## Exercise
Each line below that contains the word "text" is to be counted; give only the final number.

┌──

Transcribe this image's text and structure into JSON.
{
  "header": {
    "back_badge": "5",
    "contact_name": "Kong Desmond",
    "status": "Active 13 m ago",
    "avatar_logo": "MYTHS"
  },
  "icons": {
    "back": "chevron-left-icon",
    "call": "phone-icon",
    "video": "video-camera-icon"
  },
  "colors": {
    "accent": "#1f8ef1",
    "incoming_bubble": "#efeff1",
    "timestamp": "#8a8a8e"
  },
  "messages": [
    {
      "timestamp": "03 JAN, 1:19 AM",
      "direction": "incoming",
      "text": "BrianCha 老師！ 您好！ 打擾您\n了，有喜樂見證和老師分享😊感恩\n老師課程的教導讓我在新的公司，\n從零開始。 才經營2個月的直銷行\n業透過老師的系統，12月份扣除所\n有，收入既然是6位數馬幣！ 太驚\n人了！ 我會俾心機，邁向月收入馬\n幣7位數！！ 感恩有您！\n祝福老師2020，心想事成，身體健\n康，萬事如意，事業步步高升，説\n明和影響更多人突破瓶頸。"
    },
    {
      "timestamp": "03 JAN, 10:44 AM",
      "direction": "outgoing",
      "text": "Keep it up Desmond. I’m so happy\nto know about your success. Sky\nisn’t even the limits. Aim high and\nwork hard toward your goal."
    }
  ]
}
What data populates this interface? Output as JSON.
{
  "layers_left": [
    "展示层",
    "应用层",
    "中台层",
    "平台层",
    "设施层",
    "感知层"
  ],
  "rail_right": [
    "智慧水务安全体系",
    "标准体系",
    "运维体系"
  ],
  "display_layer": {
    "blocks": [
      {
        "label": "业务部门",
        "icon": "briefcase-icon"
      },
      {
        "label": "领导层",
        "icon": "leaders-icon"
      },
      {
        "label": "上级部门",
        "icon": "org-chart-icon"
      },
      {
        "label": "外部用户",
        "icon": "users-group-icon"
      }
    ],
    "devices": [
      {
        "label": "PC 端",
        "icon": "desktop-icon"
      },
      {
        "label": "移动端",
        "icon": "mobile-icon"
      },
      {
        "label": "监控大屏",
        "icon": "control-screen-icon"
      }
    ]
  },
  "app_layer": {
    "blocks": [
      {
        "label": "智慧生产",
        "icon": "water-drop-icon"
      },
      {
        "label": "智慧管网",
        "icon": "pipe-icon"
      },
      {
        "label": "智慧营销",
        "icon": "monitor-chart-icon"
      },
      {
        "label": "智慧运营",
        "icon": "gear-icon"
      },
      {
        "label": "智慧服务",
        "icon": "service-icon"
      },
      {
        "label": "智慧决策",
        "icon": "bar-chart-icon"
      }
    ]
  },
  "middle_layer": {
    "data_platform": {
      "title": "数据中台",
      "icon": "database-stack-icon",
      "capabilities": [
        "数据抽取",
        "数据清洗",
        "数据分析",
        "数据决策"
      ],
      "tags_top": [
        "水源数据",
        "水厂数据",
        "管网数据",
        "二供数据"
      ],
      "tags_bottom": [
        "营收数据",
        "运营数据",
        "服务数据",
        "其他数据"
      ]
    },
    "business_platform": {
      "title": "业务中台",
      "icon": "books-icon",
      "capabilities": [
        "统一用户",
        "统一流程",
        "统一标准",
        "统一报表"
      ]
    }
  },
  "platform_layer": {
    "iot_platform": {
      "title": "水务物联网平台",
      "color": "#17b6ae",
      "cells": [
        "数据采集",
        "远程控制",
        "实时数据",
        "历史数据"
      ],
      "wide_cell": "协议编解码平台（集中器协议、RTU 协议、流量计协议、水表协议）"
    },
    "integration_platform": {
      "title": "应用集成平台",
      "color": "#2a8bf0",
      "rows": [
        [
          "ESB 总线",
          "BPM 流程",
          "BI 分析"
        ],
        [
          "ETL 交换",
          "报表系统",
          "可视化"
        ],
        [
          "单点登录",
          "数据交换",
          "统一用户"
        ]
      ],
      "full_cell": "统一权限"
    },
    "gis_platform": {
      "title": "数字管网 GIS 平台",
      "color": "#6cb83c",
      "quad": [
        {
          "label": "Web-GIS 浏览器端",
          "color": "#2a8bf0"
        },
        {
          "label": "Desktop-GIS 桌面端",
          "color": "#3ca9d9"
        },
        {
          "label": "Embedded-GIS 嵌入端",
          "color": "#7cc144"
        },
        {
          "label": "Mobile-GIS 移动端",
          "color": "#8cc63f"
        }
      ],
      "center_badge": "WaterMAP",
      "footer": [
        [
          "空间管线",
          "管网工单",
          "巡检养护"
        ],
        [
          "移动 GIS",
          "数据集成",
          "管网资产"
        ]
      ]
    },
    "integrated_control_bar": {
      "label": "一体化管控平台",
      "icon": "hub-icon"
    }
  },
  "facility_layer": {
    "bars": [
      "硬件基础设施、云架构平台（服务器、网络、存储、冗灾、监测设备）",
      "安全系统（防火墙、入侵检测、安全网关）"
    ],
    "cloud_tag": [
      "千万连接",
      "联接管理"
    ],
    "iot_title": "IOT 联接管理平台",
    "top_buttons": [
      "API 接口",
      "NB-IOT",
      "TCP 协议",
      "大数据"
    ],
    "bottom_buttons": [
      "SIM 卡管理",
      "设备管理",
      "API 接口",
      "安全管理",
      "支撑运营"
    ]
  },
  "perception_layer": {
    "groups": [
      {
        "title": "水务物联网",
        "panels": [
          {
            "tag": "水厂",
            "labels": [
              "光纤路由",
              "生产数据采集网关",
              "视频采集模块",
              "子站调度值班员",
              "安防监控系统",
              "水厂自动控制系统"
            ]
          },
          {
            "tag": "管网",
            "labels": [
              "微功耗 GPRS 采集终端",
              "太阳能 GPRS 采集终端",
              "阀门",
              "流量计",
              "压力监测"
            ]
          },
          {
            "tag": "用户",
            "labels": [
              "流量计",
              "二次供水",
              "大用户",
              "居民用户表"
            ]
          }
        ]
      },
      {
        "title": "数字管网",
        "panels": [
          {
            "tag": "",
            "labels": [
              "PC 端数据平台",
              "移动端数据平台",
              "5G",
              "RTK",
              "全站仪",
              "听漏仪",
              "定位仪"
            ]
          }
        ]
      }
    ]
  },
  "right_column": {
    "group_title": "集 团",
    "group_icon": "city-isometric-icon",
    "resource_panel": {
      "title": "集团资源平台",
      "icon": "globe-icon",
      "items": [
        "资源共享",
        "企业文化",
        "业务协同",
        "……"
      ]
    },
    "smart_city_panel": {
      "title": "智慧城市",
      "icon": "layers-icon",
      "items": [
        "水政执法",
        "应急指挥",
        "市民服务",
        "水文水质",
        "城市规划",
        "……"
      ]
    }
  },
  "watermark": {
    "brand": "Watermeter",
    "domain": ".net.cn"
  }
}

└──

## Answer space
3